Simple “habit” prevents nearly 4 million early deaths worldwide (each year)!

Dear Reader,

All this week, we’ve been talking about some surprising factors that impact longevity—such as becoming a more conscientious person (which means being mindful about your health, diet, and activity levels) and staying socially engaged.

Today, I’m revealing how one simple “habit” can help prevent premature death.

In fact, if everyone took up this habit, it would prevent nearly 4 million early deaths worldwide, each year!

Imagine what this could mean for yourself (and those close to you)!

Here’s what you need to know…

Lives saved vs. lives lost

Most studies on physical activity and longevity focus on the negative association between the two. In other words, they show how inactivity (or sedentary behavior) can lead to death.

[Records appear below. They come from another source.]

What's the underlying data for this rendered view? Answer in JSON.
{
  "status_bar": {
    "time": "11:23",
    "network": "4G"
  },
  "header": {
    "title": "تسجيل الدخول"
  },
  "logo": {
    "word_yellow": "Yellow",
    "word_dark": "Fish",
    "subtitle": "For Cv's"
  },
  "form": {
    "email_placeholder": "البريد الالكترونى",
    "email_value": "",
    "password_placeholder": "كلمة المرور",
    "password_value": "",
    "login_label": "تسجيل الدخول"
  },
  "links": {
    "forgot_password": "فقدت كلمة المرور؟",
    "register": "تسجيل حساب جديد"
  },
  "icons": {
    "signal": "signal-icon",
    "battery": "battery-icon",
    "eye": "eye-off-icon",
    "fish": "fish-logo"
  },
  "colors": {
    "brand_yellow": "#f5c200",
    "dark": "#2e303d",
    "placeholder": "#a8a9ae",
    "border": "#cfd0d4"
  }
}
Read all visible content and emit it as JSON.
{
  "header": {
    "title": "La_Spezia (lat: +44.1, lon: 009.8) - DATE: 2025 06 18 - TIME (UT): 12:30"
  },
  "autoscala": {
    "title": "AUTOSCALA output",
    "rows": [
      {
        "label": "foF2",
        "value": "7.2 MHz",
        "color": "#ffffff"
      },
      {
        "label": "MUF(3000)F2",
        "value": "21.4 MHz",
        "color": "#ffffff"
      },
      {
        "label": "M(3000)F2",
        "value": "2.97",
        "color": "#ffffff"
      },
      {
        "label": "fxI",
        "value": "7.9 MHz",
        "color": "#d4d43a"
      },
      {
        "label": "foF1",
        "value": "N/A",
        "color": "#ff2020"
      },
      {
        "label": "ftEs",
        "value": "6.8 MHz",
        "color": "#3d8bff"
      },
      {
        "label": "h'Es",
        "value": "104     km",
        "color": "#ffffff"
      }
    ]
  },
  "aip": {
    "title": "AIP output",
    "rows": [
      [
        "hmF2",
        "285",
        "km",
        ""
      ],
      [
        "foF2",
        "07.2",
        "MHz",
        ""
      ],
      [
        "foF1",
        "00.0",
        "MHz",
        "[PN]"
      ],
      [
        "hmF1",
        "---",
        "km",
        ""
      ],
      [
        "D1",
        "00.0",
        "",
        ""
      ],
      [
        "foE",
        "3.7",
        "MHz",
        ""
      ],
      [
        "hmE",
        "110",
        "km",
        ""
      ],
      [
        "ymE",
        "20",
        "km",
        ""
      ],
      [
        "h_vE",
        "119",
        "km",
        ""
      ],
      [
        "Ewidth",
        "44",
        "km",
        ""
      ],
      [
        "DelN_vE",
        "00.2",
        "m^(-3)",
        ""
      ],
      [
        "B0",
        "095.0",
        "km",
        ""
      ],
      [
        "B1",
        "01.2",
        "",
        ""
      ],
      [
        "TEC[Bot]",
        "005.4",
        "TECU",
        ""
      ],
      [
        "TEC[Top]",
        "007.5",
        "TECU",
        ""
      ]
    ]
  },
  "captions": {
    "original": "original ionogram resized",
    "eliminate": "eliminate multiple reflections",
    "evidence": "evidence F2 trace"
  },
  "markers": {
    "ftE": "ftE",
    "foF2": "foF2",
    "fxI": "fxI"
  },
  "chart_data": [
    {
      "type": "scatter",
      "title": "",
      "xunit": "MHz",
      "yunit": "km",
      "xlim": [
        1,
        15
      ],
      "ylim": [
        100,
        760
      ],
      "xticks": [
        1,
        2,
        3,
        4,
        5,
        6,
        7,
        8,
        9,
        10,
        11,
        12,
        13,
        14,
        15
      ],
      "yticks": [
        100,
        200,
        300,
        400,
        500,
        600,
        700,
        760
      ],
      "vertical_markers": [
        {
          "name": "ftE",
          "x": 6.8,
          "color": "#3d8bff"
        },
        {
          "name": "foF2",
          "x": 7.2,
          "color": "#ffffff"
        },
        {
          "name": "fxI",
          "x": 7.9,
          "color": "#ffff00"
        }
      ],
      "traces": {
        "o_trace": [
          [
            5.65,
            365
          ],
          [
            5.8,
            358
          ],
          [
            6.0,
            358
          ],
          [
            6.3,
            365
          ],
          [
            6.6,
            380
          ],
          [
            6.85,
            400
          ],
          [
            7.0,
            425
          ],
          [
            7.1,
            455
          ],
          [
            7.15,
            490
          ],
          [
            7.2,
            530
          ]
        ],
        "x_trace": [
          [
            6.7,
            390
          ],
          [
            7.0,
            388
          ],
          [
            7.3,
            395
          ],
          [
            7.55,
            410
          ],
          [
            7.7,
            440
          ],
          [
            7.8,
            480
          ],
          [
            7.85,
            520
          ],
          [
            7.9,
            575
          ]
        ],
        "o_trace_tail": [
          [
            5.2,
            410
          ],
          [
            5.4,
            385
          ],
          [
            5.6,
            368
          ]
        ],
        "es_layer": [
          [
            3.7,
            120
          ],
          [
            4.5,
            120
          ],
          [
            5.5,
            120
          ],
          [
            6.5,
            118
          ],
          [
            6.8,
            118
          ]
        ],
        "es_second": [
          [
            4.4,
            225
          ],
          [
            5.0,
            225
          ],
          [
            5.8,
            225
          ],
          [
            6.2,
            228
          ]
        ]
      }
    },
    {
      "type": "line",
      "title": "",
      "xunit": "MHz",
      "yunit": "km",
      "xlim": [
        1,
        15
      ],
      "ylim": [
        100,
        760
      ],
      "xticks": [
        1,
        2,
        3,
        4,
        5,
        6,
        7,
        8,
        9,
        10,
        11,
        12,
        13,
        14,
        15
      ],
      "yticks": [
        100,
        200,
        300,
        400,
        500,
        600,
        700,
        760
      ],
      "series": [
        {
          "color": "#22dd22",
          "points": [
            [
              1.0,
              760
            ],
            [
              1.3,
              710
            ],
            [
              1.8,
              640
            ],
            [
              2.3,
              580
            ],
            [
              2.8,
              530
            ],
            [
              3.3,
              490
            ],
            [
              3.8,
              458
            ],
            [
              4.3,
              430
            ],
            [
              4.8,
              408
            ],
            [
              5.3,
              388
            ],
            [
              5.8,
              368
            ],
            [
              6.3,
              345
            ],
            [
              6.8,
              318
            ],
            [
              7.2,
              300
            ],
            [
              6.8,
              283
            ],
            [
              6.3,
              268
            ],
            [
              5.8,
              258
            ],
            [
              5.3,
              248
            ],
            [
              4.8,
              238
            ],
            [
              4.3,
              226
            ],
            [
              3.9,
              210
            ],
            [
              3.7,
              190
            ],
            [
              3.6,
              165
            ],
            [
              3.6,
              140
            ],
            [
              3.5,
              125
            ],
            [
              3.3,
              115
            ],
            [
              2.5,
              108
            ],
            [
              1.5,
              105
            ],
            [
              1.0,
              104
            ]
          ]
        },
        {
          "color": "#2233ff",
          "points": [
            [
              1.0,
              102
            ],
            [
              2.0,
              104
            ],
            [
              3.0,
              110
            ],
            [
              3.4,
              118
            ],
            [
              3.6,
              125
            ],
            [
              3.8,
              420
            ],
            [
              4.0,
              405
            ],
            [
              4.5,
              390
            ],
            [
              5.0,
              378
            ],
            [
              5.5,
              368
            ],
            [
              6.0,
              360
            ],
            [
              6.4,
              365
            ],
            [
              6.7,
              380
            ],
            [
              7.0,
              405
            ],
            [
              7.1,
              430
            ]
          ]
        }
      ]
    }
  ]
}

However, for this new study, researchers at the University of Cambridge and University of Edinburgh took a unique approach and estimated how many lives physical activity can SAVE each year.

First, they analyzed previously published data from 168 countries on physical activity and all-cause mortality (death from any cause).

They noted that some countries did better when it came to achieving the recommended target of 150 minutes of moderate exercise per week. For example:

  • 33 percent of people in Kuwait met the recommended target;
  • 64 percent in the U.K.; and
  • 94 percent in Mozambique.

Ultimately, the researchers concluded that physical activity had a HUGE impact on premature death rates.

In fact, they found that physical activity (of 150 minutes per week) CUT premature deaths globally by 15 percent, on average. Put a different way, that translates to SAVING 3.9 MILLION LIVES per year, globally. (In the U.S., specifically, it saves 140,200 lives each year.)

So, the big question is, what can YOU do to take advantage of this simple “habit” and lower your risk of dying prematurely?

Ten tips to get moving during the week

As I often report, you don’t (and SHOULDN’T) need to pound away on the treadmill at an indoor gym to achieve your physical activity goals.

Instead, look for things you can do around the house and yard. Because even pulling weeds and raking leaves for spring count toward your weekly total.

(I tell you more about the health benefits of yardwork and “spring cleaning” in the current issue of my Insiders’ Cures newsletter [“Sweeping the floor and making the bed helps increase longevity and improve cognition!?”] Not yet a subscriber? Click here to become one—you won’t want to miss this special report!)

Here are some other suggestions for getting moving during the week:

  • Go for a daily walk or hike in Nature.
  • Take a bike ride, preferably on safe, natural trails, which are easier on your joints.
  • Do some yoga or stretching exercises to support your joints, muscles, and circulation.
  • Take a swim in a natural body of water, once the temperatures warm up, or at an indoor pool.
  • Take a dance class.
  • Play outside with your grandkids.
  • Park at the far end of parking lots.
  • Take the stairs, instead of the elevator, to your destination.
  • Plan a “walking meeting” with colleagues, family, or friends.
  • Rearrange the furniture in your house and make your bed daily.

Just remember to aim for 140 to 150 minutes of movement each week, which breaks down to about 20 minutes each day. And as my 10 tips reveal, achieving this target can be quite simple…and FUN!


CLOSE
CLOSE